▶ **Exercise**:
Lines from the records below that contain the word "name" are to be copied out.

▶ **Records shown**:
*** Begin section ***
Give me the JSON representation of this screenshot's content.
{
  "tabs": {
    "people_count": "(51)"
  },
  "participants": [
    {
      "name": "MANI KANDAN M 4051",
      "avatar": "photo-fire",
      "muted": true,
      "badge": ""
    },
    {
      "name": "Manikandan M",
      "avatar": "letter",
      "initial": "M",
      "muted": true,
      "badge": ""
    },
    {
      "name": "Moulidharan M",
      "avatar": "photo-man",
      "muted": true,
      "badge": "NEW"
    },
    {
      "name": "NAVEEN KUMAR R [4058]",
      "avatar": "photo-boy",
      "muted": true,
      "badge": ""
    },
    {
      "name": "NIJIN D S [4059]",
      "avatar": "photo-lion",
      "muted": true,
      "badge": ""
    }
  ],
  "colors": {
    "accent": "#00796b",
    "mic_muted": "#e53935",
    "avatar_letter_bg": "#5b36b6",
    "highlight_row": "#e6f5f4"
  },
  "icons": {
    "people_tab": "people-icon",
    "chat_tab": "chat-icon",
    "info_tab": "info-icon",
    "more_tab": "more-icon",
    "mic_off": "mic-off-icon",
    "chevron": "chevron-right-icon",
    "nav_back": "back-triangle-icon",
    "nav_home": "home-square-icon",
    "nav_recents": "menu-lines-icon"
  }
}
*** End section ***
▶ **Answer area**:
      "name": "MANI KANDAN M 4051",
      "name": "Manikandan M",
      "name": "Moulidharan M",
      "name": "NAVEEN KUMAR R [4058]",
      "name": "NIJIN D S [4059]",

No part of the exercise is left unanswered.